17th November 2014
British households are increasingly underestimating their main bills by an average of £770 according to research from Santander.
When it comes to predicting what council tax, gas, water and electricity will cost, the bank’s analysis found that the gap is 65% or £303 greater than last year, when the average amount households underestimated their bills by stood at £467.
Santander asked bill payers to estimate their annual spend on their main household bills and found that respondents underestimated the amount they pay for council tax by £721 per year. Bill payers were also shown to underestimate gas, by £279, and electricity by £91 but at the same time they over-estimate their expenditure on TV/phone/broadband bills, by an average of £386.

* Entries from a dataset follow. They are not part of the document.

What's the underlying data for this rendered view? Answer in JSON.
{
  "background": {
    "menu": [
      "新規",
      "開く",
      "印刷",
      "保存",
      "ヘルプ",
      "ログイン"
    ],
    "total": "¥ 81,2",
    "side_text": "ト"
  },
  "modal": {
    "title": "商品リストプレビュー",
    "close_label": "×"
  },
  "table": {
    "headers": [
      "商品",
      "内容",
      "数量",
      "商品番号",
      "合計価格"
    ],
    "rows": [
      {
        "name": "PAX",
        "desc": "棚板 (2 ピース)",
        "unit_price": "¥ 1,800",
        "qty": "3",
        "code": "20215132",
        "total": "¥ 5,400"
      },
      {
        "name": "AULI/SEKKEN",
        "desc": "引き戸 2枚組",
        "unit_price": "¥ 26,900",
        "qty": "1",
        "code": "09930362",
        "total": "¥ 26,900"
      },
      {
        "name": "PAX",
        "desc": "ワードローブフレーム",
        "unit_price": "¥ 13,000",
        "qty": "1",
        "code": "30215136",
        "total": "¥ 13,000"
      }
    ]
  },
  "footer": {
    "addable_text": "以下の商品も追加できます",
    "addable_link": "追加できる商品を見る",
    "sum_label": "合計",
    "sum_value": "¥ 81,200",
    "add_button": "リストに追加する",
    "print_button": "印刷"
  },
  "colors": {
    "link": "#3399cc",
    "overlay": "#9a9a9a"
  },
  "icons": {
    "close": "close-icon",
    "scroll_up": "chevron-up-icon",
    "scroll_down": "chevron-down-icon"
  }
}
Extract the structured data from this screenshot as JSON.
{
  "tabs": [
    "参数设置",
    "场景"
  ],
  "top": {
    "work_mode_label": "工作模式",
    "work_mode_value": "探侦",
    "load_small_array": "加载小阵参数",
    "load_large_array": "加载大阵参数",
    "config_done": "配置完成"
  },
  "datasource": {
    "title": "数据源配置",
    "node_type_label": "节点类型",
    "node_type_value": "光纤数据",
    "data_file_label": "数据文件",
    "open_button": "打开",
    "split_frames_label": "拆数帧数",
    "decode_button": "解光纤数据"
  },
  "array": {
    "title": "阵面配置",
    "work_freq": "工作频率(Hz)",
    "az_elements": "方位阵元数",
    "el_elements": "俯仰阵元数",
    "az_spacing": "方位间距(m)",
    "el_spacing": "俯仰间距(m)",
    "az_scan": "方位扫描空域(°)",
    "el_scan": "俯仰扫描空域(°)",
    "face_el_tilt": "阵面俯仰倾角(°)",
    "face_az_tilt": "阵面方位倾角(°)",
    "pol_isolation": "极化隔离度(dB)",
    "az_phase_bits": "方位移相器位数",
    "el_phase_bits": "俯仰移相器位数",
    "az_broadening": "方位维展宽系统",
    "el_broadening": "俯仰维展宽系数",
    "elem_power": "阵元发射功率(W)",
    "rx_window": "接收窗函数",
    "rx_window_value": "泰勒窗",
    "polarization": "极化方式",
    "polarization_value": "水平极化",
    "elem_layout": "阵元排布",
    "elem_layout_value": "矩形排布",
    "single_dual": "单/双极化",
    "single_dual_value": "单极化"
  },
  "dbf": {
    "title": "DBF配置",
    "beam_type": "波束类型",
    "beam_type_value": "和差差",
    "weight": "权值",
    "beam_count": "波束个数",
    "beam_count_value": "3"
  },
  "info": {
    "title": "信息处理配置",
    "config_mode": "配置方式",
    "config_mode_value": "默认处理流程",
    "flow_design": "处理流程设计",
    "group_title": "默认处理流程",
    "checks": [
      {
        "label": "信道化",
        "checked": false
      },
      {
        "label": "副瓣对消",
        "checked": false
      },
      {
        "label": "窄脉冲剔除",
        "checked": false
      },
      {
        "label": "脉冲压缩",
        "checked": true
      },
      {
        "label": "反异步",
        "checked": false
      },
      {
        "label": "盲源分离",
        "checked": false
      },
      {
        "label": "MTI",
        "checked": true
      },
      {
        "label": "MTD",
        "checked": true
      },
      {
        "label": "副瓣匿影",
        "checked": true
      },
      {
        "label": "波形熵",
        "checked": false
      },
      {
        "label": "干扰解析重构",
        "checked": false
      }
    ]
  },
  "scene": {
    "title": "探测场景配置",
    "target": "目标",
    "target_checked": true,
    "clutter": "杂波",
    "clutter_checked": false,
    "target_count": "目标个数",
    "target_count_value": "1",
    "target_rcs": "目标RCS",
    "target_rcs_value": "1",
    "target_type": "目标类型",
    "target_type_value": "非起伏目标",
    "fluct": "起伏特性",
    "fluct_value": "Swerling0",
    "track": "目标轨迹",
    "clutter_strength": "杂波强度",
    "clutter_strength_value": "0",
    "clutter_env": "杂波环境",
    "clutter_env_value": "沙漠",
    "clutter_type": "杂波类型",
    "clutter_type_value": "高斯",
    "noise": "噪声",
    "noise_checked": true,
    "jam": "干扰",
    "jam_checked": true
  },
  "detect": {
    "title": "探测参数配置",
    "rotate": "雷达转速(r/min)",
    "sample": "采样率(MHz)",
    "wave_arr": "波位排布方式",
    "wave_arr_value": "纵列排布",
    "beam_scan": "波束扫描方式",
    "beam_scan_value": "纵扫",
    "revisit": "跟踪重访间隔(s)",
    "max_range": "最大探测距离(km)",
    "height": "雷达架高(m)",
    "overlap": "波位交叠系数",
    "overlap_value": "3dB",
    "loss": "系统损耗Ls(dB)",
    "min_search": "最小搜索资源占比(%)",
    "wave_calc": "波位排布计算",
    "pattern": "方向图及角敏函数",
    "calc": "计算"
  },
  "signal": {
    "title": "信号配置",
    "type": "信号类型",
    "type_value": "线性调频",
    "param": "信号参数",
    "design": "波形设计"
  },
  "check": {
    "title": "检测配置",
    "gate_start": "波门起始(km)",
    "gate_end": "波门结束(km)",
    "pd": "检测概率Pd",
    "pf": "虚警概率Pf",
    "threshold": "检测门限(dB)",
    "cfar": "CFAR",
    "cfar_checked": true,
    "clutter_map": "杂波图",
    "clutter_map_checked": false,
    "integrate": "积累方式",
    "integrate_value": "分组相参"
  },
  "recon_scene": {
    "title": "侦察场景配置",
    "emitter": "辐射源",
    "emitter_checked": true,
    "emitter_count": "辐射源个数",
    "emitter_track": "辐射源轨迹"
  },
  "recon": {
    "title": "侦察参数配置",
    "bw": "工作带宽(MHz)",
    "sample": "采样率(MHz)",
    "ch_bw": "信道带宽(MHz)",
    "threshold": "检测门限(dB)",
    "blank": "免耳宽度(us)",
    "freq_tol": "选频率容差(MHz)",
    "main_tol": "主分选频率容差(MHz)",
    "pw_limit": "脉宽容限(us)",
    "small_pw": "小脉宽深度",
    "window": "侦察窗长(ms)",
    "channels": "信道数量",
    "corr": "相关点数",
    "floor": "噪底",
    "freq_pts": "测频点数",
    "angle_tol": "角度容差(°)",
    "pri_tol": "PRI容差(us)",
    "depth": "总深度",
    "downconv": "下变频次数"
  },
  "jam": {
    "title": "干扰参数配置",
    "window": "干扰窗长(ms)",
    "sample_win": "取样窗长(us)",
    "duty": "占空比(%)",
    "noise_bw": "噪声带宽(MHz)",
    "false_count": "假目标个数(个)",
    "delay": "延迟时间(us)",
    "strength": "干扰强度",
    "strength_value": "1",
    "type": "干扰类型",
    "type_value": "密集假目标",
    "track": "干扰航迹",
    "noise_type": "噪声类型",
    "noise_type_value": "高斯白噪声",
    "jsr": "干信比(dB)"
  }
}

|Utility||Estimated spend 2014||Actual spend 2014||Under/over-estimation 2014||Under/over-estimation 2013|
|Council tax||£747||£1,468||£721 under||£672 under|
|Gas||£463||£742||£279 under||£243 under|
|Electricity||£518||£609||£91 under||£72 under|
|Water||£328||£393||£65 under||£146 over|
|TV/phone/broadband||£503||£117||£386 over||£374 over|
|Totals||£2,559||£3,329||£770 under||£467 under|
*Source: Santander, 2014
More than a quarter of bill payers admitted they do not read their statements thoroughly, while 4% – equivalent to 1,000,000 UK households do not even open statements.
The survey found that 13% have never supplied a meter reading or could not remember the last time they gave one for either their gas and/or electricity. On average, the last time bill payers reviewed their providers for a better offer was more than a year ago which means households could potentially be missing out on hundreds of pounds worth of savings as a result of these factors.
Matt Hall, head of banking at Santander, said: “Increases in household bills have added to the cost of living in recent years and it’s more important than ever that people check their bills thoroughly. Some can be tricky to understand, so it’s important that households keep an eye on statements and call their supplier if anything is unclear.
“Bill payers should regularly review their supplier to make sure they’re getting a good deal but should also consider the most cost effective way of making payments. Many suppliers offer a discount for paying by direct debit for instance.”
David Mann, head of money at comparison site uSwitch.com, added: “Consumers are in a lose-lose situation with everything shooting up except for their income. It’s time to start paying serious attention to managing household bills. By cutting the amount you spend on the essentials, you’ll have more money to spend on the non-essentials, which is welcome news at this time of year.”